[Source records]
*** Begin section ***

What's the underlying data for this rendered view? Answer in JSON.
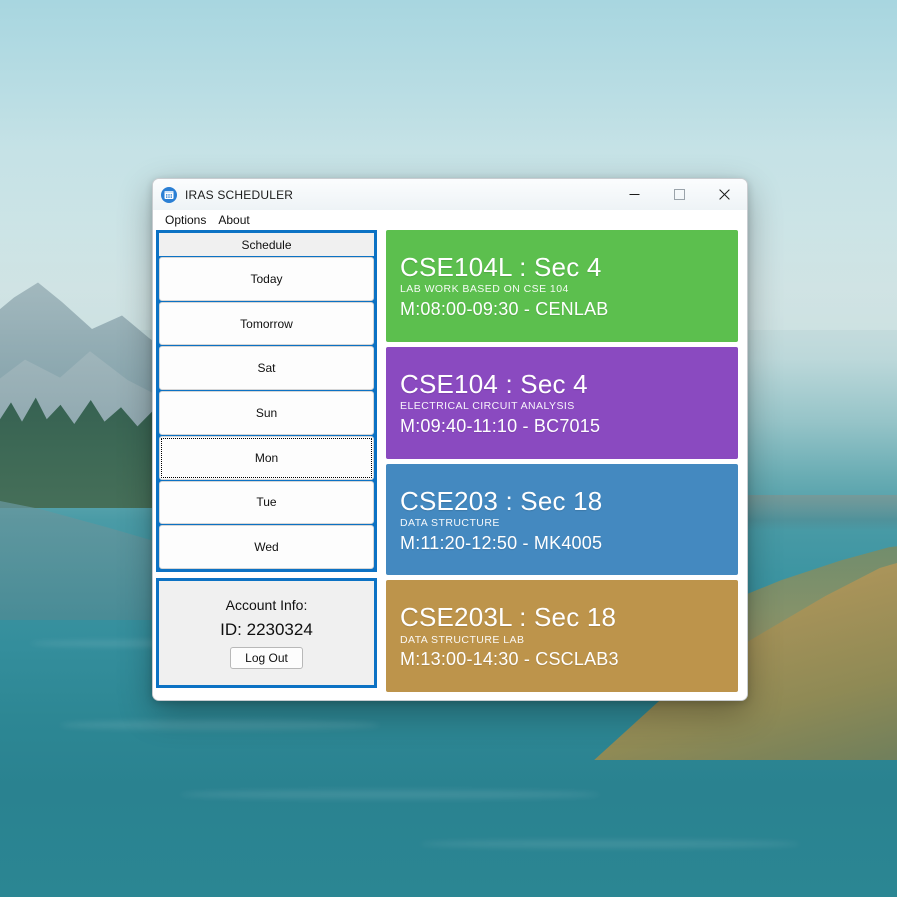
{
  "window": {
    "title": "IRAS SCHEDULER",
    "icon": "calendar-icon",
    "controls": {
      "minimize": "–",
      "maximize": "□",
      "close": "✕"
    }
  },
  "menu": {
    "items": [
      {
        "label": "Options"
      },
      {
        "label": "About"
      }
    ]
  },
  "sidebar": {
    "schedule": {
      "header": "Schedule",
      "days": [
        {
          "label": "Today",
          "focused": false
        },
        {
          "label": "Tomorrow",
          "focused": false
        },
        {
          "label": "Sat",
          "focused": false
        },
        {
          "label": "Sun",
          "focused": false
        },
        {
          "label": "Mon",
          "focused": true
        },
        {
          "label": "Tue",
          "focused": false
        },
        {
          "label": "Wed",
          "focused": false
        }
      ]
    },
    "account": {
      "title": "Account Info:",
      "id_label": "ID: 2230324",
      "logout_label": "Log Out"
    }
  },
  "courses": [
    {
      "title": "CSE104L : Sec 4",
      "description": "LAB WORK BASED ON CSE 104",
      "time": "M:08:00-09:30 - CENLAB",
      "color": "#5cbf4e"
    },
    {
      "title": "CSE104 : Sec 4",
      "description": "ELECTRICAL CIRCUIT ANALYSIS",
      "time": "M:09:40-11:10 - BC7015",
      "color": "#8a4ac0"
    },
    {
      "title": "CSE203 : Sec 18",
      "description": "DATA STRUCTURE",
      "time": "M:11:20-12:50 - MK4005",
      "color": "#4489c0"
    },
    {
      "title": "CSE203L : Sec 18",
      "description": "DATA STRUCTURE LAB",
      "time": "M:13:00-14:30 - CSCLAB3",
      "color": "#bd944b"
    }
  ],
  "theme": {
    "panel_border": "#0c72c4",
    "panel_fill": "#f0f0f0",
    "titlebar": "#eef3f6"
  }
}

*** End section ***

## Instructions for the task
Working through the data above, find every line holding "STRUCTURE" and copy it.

## Answer box
      "description": "DATA STRUCTURE",
      "description": "DATA STRUCTURE LAB",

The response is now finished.